Only the pictures stay out; please return all the entries below exactly as written.
·····
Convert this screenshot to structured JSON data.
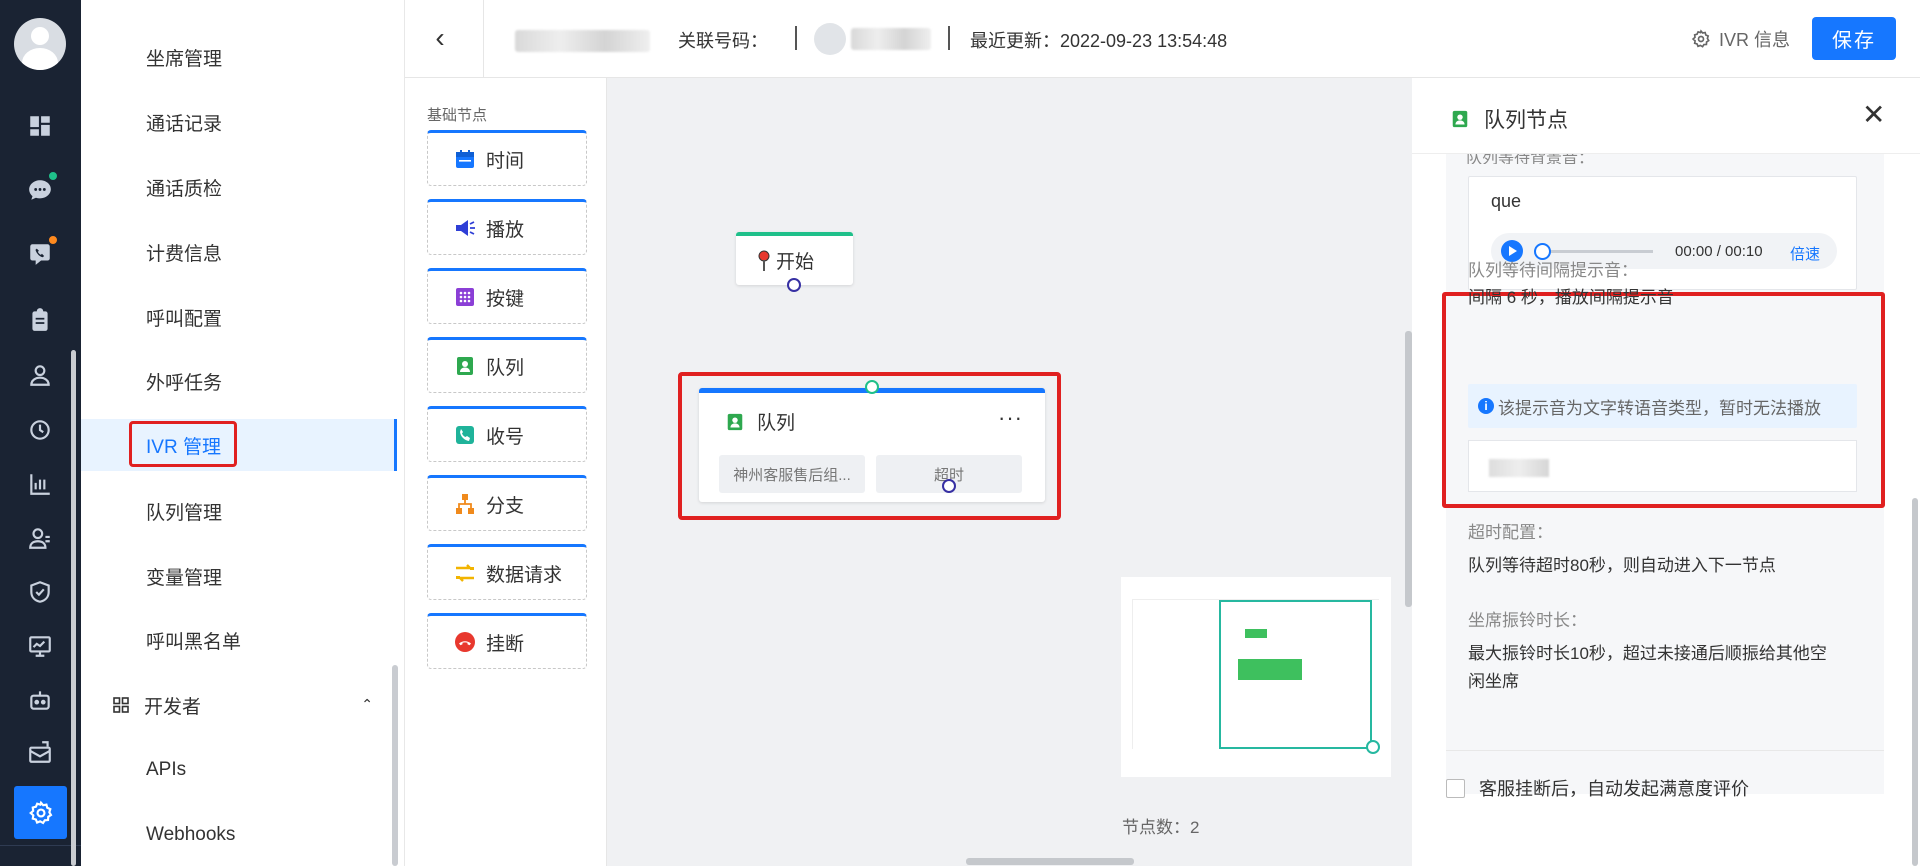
{
  "menu": {
    "items": [
      {
        "label": "坐席管理"
      },
      {
        "label": "通话记录"
      },
      {
        "label": "通话质检"
      },
      {
        "label": "计费信息"
      },
      {
        "label": "呼叫配置"
      },
      {
        "label": "外呼任务"
      },
      {
        "label": "IVR 管理"
      },
      {
        "label": "队列管理"
      },
      {
        "label": "变量管理"
      },
      {
        "label": "呼叫黑名单"
      }
    ],
    "group": {
      "label": "开发者"
    },
    "dev_items": [
      {
        "label": "APIs"
      },
      {
        "label": "Webhooks"
      }
    ],
    "active_index": 6
  },
  "topbar": {
    "related_number_label": "关联号码：",
    "last_update_label": "最近更新：2022-09-23 13:54:48",
    "ivr_info_label": "IVR 信息",
    "save_label": "保存"
  },
  "palette": {
    "title": "基础节点",
    "items": [
      {
        "label": "时间",
        "icon": "calendar-icon"
      },
      {
        "label": "播放",
        "icon": "speaker-icon"
      },
      {
        "label": "按键",
        "icon": "keypad-icon"
      },
      {
        "label": "队列",
        "icon": "queue-icon"
      },
      {
        "label": "收号",
        "icon": "phone-number-icon"
      },
      {
        "label": "分支",
        "icon": "branch-icon"
      },
      {
        "label": "数据请求",
        "icon": "data-request-icon"
      },
      {
        "label": "挂断",
        "icon": "hangup-icon"
      }
    ]
  },
  "canvas": {
    "start_node": {
      "label": "开始"
    },
    "queue_node": {
      "title": "队列",
      "more": "···",
      "chip_left": "神州客服售后组...",
      "chip_right": "超时"
    },
    "node_count": "节点数：2"
  },
  "panel": {
    "title": "队列节点",
    "cut_label": "队列等待背景音：",
    "audio_name": "que",
    "audio_time": "00:00 / 00:10",
    "audio_speed": "倍速",
    "interval_label": "队列等待间隔提示音：",
    "interval_value": "间隔 6 秒，播放间隔提示音",
    "tip_text": "该提示音为文字转语音类型，暂时无法播放",
    "timeout_label": "超时配置：",
    "timeout_value": "队列等待超时80秒，则自动进入下一节点",
    "ring_label": "坐席振铃时长：",
    "ring_value": "最大振铃时长10秒，超过未接通后顺振给其他空闲坐席",
    "checkbox_label": "客服挂断后，自动发起满意度评价"
  },
  "colors": {
    "accent": "#1677ff",
    "rail_bg": "#1a2333",
    "highlight": "#e02020",
    "start_green": "#1fc08a"
  }
}
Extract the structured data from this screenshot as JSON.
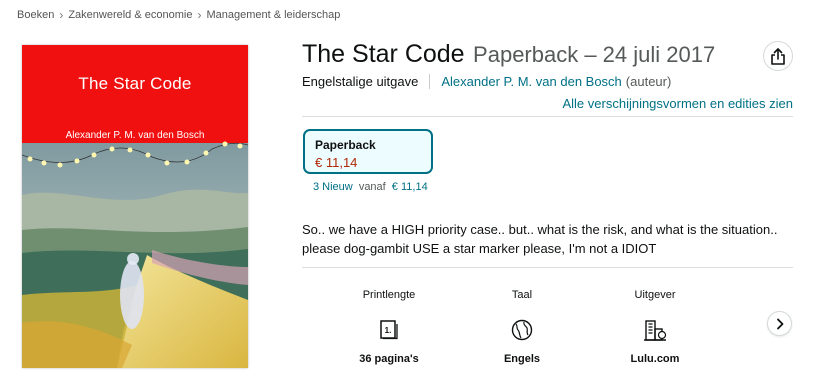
{
  "breadcrumb": [
    "Boeken",
    "Zakenwereld & economie",
    "Management & leiderschap"
  ],
  "breadcrumb_separator": "›",
  "cover": {
    "title": "The Star Code",
    "author": "Alexander P. M. van den Bosch",
    "background_color": "#f01010"
  },
  "product": {
    "title": "The Star Code",
    "format_date": "Paperback – 24 juli 2017",
    "language_edition": "Engelstalige uitgave",
    "author": "Alexander P. M. van den Bosch",
    "author_role": "(auteur)",
    "editions_link": "Alle verschijningsvormen en edities zien",
    "share_icon": "share-icon"
  },
  "format_option": {
    "label": "Paperback",
    "price": "€ 11,14",
    "accent_color": "#007185"
  },
  "offers": {
    "count_label": "3 Nieuw",
    "from_label": "vanaf",
    "price": "€ 11,14"
  },
  "description": "So.. we have a HIGH priority case.. but.. what is the risk, and what is the situation.. please dog-gambit USE a star marker please, I'm not a IDIOT",
  "details": [
    {
      "label": "Printlengte",
      "value": "36 pagina's",
      "icon": "book-pages-icon"
    },
    {
      "label": "Taal",
      "value": "Engels",
      "icon": "globe-icon"
    },
    {
      "label": "Uitgever",
      "value": "Lulu.com",
      "icon": "building-icon"
    }
  ],
  "carousel_next_icon": "chevron-right-icon",
  "colors": {
    "link": "#007185",
    "price": "#b12704",
    "text": "#0f1111",
    "muted": "#565959"
  }
}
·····
• _Task solution_:
Convert this screenshot to structured JSON data.
{
  "menu": {
    "items": [
      {
        "label": "坐席管理"
      },
      {
        "label": "通话记录"
      },
      {
        "label": "通话质检"
      },
      {
        "label": "计费信息"
      },
      {
        "label": "呼叫配置"
      },
      {
        "label": "外呼任务"
      },
      {
        "label": "IVR 管理"
      },
      {
        "label": "队列管理"
      },
      {
        "label": "变量管理"
      },
      {
        "label": "呼叫黑名单"
      }
    ],
    "group": {
      "label": "开发者"
    },
    "dev_items": [
      {
        "label": "APIs"
      },
      {
        "label": "Webhooks"
      }
    ],
    "active_index": 6
  },
  "topbar": {
    "related_number_label": "关联号码：",
    "last_update_label": "最近更新：2022-09-23 13:54:48",
    "ivr_info_label": "IVR 信息",
    "save_label": "保存"
  },
  "palette": {
    "title": "基础节点",
    "items": [
      {
        "label": "时间",
        "icon": "calendar-icon"
      },
      {
        "label": "播放",
        "icon": "speaker-icon"
      },
      {
        "label": "按键",
        "icon": "keypad-icon"
      },
      {
        "label": "队列",
        "icon": "queue-icon"
      },
      {
        "label": "收号",
        "icon": "phone-number-icon"
      },
      {
        "label": "分支",
        "icon": "branch-icon"
      },
      {
        "label": "数据请求",
        "icon": "data-request-icon"
      },
      {
        "label": "挂断",
        "icon": "hangup-icon"
      }
    ]
  },
  "canvas": {
    "start_node": {
      "label": "开始"
    },
    "queue_node": {
      "title": "队列",
      "more": "···",
      "chip_left": "神州客服售后组...",
      "chip_right": "超时"
    },
    "node_count": "节点数：2"
  },
  "panel": {
    "title": "队列节点",
    "cut_label": "队列等待背景音：",
    "audio_name": "que",
    "audio_time": "00:00 / 00:10",
    "audio_speed": "倍速",
    "interval_label": "队列等待间隔提示音：",
    "interval_value": "间隔 6 秒，播放间隔提示音",
    "tip_text": "该提示音为文字转语音类型，暂时无法播放",
    "timeout_label": "超时配置：",
    "timeout_value": "队列等待超时80秒，则自动进入下一节点",
    "ring_label": "坐席振铃时长：",
    "ring_value": "最大振铃时长10秒，超过未接通后顺振给其他空闲坐席",
    "checkbox_label": "客服挂断后，自动发起满意度评价"
  },
  "colors": {
    "accent": "#1677ff",
    "rail_bg": "#1a2333",
    "highlight": "#e02020",
    "start_green": "#1fc08a"
  }
}
Extract the structured data from this screenshot as JSON.
{
  "breadcrumb": [
    "Boeken",
    "Zakenwereld & economie",
    "Management & leiderschap"
  ],
  "breadcrumb_separator": "›",
  "cover": {
    "title": "The Star Code",
    "author": "Alexander P. M. van den Bosch",
    "background_color": "#f01010"
  },
  "product": {
    "title": "The Star Code",
    "format_date": "Paperback – 24 juli 2017",
    "language_edition": "Engelstalige uitgave",
    "author": "Alexander P. M. van den Bosch",
    "author_role": "(auteur)",
    "editions_link": "Alle verschijningsvormen en edities zien",
    "share_icon": "share-icon"
  },
  "format_option": {
    "label": "Paperback",
    "price": "€ 11,14",
    "accent_color": "#007185"
  },
  "offers": {
    "count_label": "3 Nieuw",
    "from_label": "vanaf",
    "price": "€ 11,14"
  },
  "description": "So.. we have a HIGH priority case.. but.. what is the risk, and what is the situation.. please dog-gambit USE a star marker please, I'm not a IDIOT",
  "details": [
    {
      "label": "Printlengte",
      "value": "36 pagina's",
      "icon": "book-pages-icon"
    },
    {
      "label": "Taal",
      "value": "Engels",
      "icon": "globe-icon"
    },
    {
      "label": "Uitgever",
      "value": "Lulu.com",
      "icon": "building-icon"
    }
  ],
  "carousel_next_icon": "chevron-right-icon",
  "colors": {
    "link": "#007185",
    "price": "#b12704",
    "text": "#0f1111",
    "muted": "#565959"
  }
}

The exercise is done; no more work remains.